### Exercise
Look through the data below, tally the lines where "情人節套組" occurs, and write the total alone.

━━━ Data provided ━━━

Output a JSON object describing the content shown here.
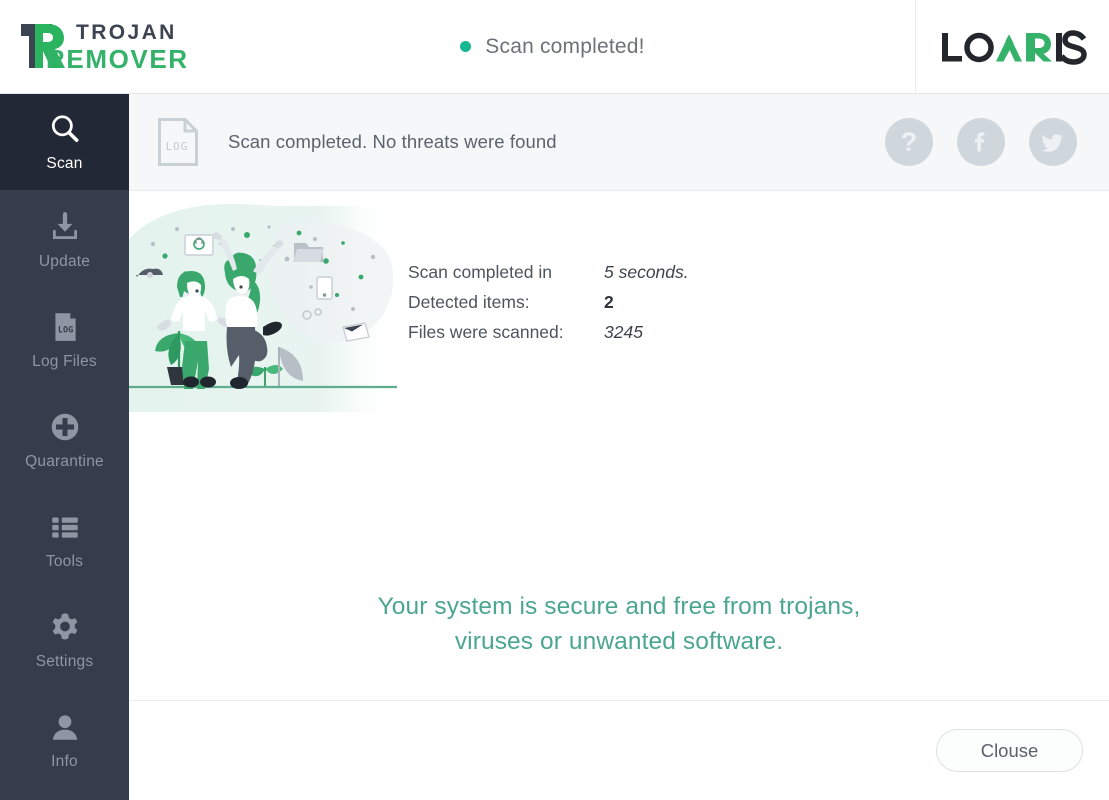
{
  "brand": {
    "logo_icon": "trojan-remover-mark",
    "line1": "TROJAN",
    "line2": "REMOVER",
    "dark_color": "#3d4451",
    "green_color": "#35b26a"
  },
  "status": {
    "dot_color": "#17b891",
    "text": "Scan completed!"
  },
  "vendor": {
    "logo_icon": "loaris-logo",
    "name": "LOARIS",
    "dark_color": "#23262b",
    "green_color": "#35b26a"
  },
  "sidebar": {
    "items": [
      {
        "label": "Scan",
        "icon": "magnifier-icon",
        "active": true
      },
      {
        "label": "Update",
        "icon": "download-icon",
        "active": false
      },
      {
        "label": "Log Files",
        "icon": "log-file-icon",
        "active": false
      },
      {
        "label": "Quarantine",
        "icon": "plus-circle-icon",
        "active": false
      },
      {
        "label": "Tools",
        "icon": "list-icon",
        "active": false
      },
      {
        "label": "Settings",
        "icon": "gear-icon",
        "active": false
      },
      {
        "label": "Info",
        "icon": "user-icon",
        "active": false
      }
    ]
  },
  "content_header": {
    "icon": "log-document-icon",
    "icon_label": "LOG",
    "message": "Scan completed. No threats were found",
    "buttons": [
      {
        "name": "help-button",
        "icon": "question-mark-icon",
        "label": "?"
      },
      {
        "name": "facebook-button",
        "icon": "facebook-icon",
        "label": "f"
      },
      {
        "name": "twitter-button",
        "icon": "twitter-icon",
        "label": ""
      }
    ]
  },
  "scan_summary": {
    "illustration": "people-celebrating-illustration",
    "rows": [
      {
        "label": "Scan completed in",
        "value": "5 seconds.",
        "emphasis": "italic"
      },
      {
        "label": "Detected items:",
        "value": "2",
        "emphasis": "bold"
      },
      {
        "label": "Files were scanned:",
        "value": "3245",
        "emphasis": "italic"
      }
    ]
  },
  "verdict": {
    "line1": "Your system is secure and free from trojans,",
    "line2": "viruses or unwanted software.",
    "color": "#4ba68f"
  },
  "footer": {
    "close_label": "Clouse"
  }
}
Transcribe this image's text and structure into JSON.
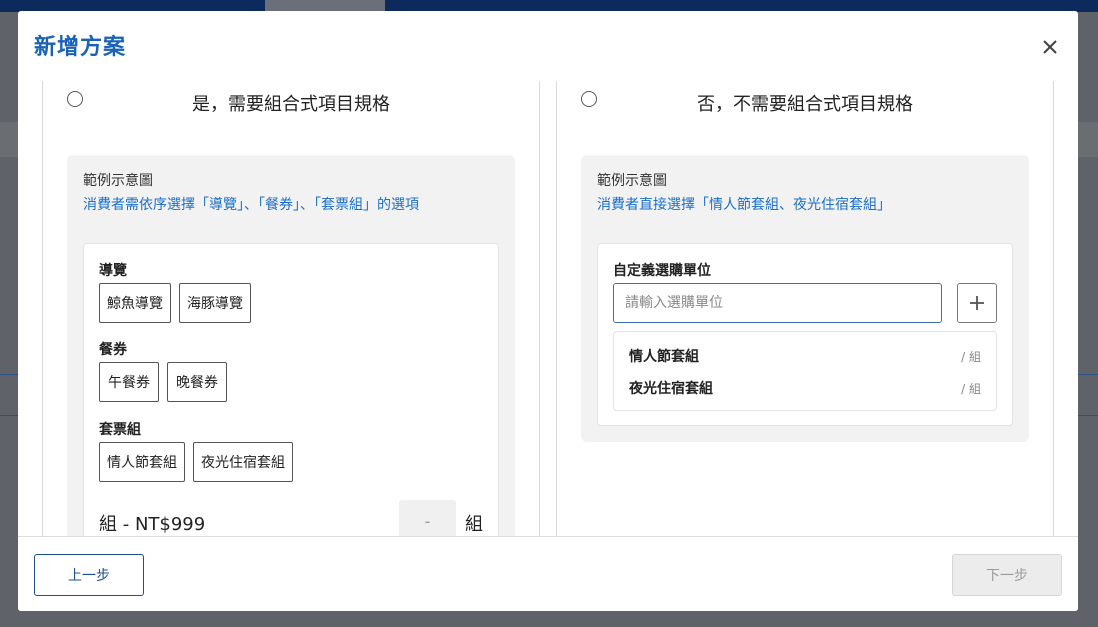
{
  "modal": {
    "title": "新增方案",
    "close_icon": "close-icon"
  },
  "options": {
    "yes": {
      "title": "是，需要組合式項目規格",
      "example_label": "範例示意圖",
      "example_desc": "消費者需依序選擇「導覽」、「餐券」、「套票組」的選項",
      "groups": [
        {
          "title": "導覽",
          "chips": [
            "鯨魚導覽",
            "海豚導覽"
          ]
        },
        {
          "title": "餐券",
          "chips": [
            "午餐券",
            "晚餐券"
          ]
        },
        {
          "title": "套票組",
          "chips": [
            "情人節套組",
            "夜光住宿套組"
          ]
        }
      ],
      "price_text": "組 - NT$999",
      "qty_placeholder": "-",
      "unit": "組"
    },
    "no": {
      "title": "否，不需要組合式項目規格",
      "example_label": "範例示意圖",
      "example_desc": "消費者直接選擇「情人節套組、夜光住宿套組」",
      "custom_title": "自定義選購單位",
      "input_placeholder": "請輸入選購單位",
      "input_value": "",
      "add_icon": "plus-icon",
      "units": [
        {
          "name": "情人節套組",
          "suffix": "/ 組"
        },
        {
          "name": "夜光住宿套組",
          "suffix": "/ 組"
        }
      ]
    }
  },
  "footer": {
    "prev_label": "上一步",
    "next_label": "下一步"
  },
  "colors": {
    "title_blue": "#1862b7",
    "link_blue": "#1a6fc9",
    "prev_border": "#1d4f91",
    "disabled_bg": "#ececec"
  }
}
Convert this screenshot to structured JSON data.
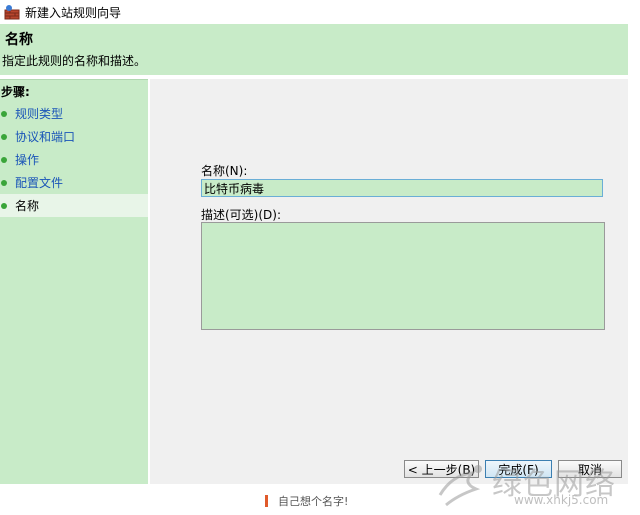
{
  "window": {
    "title": "新建入站规则向导"
  },
  "header": {
    "title": "名称",
    "description": "指定此规则的名称和描述。"
  },
  "sidebar": {
    "steps_label": "步骤:",
    "items": [
      {
        "label": "规则类型"
      },
      {
        "label": "协议和端口"
      },
      {
        "label": "操作"
      },
      {
        "label": "配置文件"
      },
      {
        "label": "名称"
      }
    ],
    "current_index": 4
  },
  "form": {
    "name_label": "名称(N):",
    "name_value": "比特币病毒",
    "description_label": "描述(可选)(D):",
    "description_value": ""
  },
  "buttons": {
    "back": "< 上一步(B)",
    "finish": "完成(F)",
    "cancel": "取消"
  },
  "caption": {
    "text": "自己想个名字!"
  },
  "watermark": {
    "text": "绿色网络",
    "url": "www.xhkj5.com"
  },
  "colors": {
    "accent_green": "#c8ebc8",
    "link_blue": "#1a55b8",
    "dot_green": "#3aa53a"
  }
}
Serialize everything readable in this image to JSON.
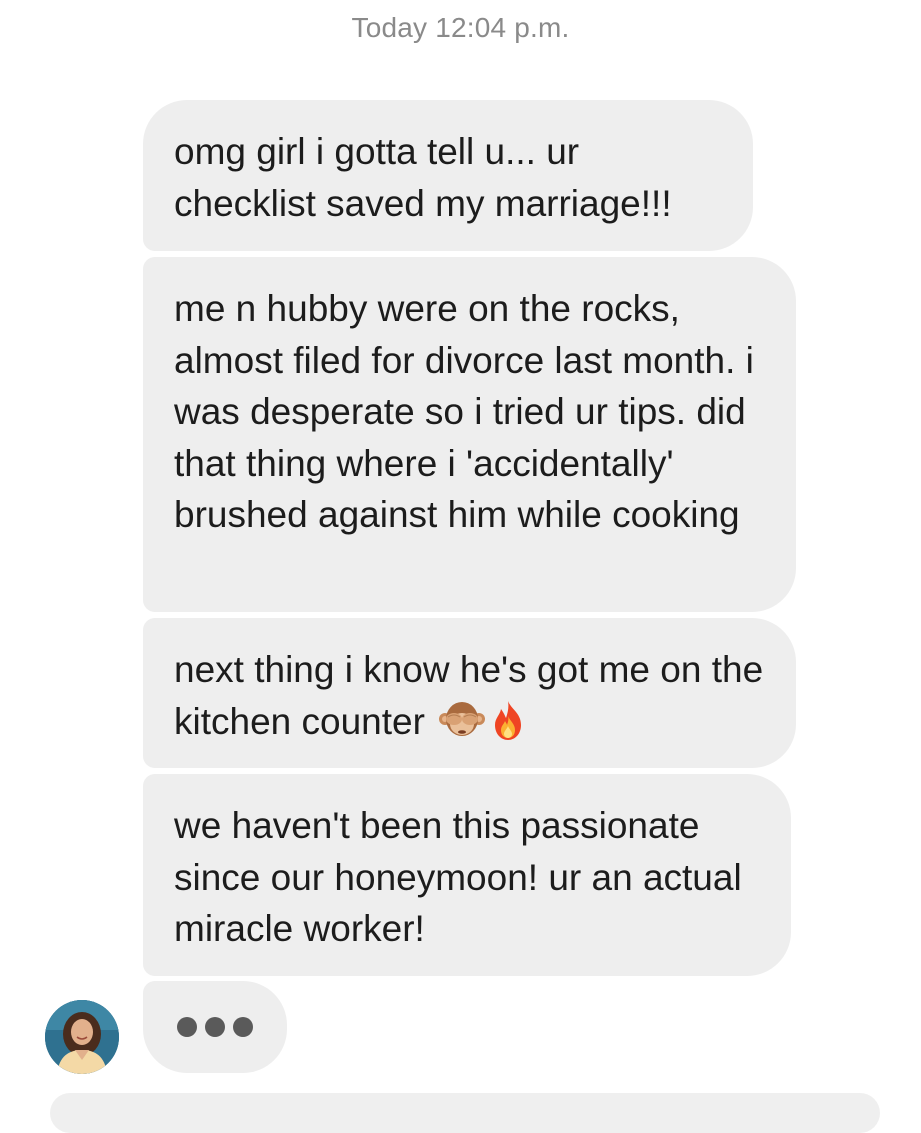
{
  "conversation": {
    "timestamp": "Today 12:04 p.m.",
    "messages": [
      {
        "text": "omg girl i gotta tell u... ur checklist saved my marriage!!!"
      },
      {
        "text": "me n hubby were on the rocks, almost filed for divorce last month. i was desperate so i tried ur tips. did that thing where i 'accidentally' brushed against him while cooking"
      },
      {
        "text": "next thing i know he's got me on the kitchen counter",
        "emojis": [
          "see-no-evil-monkey",
          "fire"
        ]
      },
      {
        "text": "we haven't been this passionate since our honeymoon! ur an actual miracle worker!"
      }
    ],
    "typing_indicator": {
      "dots": 3
    }
  },
  "theme": {
    "bubble_color": "#eeeeee",
    "timestamp_color": "#8a8a8a",
    "text_color": "#1c1c1c"
  }
}
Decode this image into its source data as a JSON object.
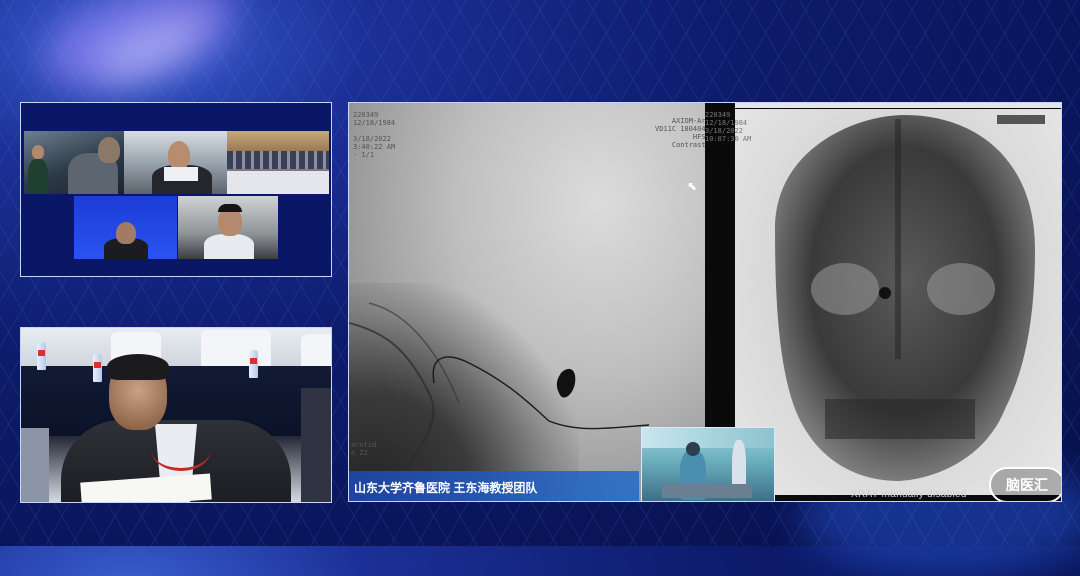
{
  "stream": {
    "caption": "山东大学齐鲁医院 王东海教授团队",
    "xray_status": "XRAY manually disabled",
    "watermark_logo": "脑医汇"
  },
  "dicom_left": {
    "lines": [
      "220349",
      "12/18/1984",
      "",
      "3/18/2022",
      "3:40:22 AM",
      "- 1/1"
    ],
    "top_right": [
      "AXIOM-Ar",
      "VD11C 180404",
      "HFS",
      "Contrast"
    ],
    "bottom_left": [
      "arotid",
      "e 22"
    ]
  },
  "dicom_right": {
    "lines": [
      "220349",
      "12/18/1984",
      "3/18/2022",
      "10:07:30 AM"
    ]
  },
  "video_grid": {
    "tiles": [
      {
        "name": "tile-1",
        "label": ""
      },
      {
        "name": "tile-2",
        "label": ""
      },
      {
        "name": "tile-3",
        "label": ""
      },
      {
        "name": "tile-4",
        "label": ""
      },
      {
        "name": "tile-5",
        "label": ""
      }
    ]
  },
  "colors": {
    "background": "#0d1b6b",
    "panel_border": "#c8d6ff",
    "caption_bg": "#1e46aa"
  }
}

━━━

### Completed task
3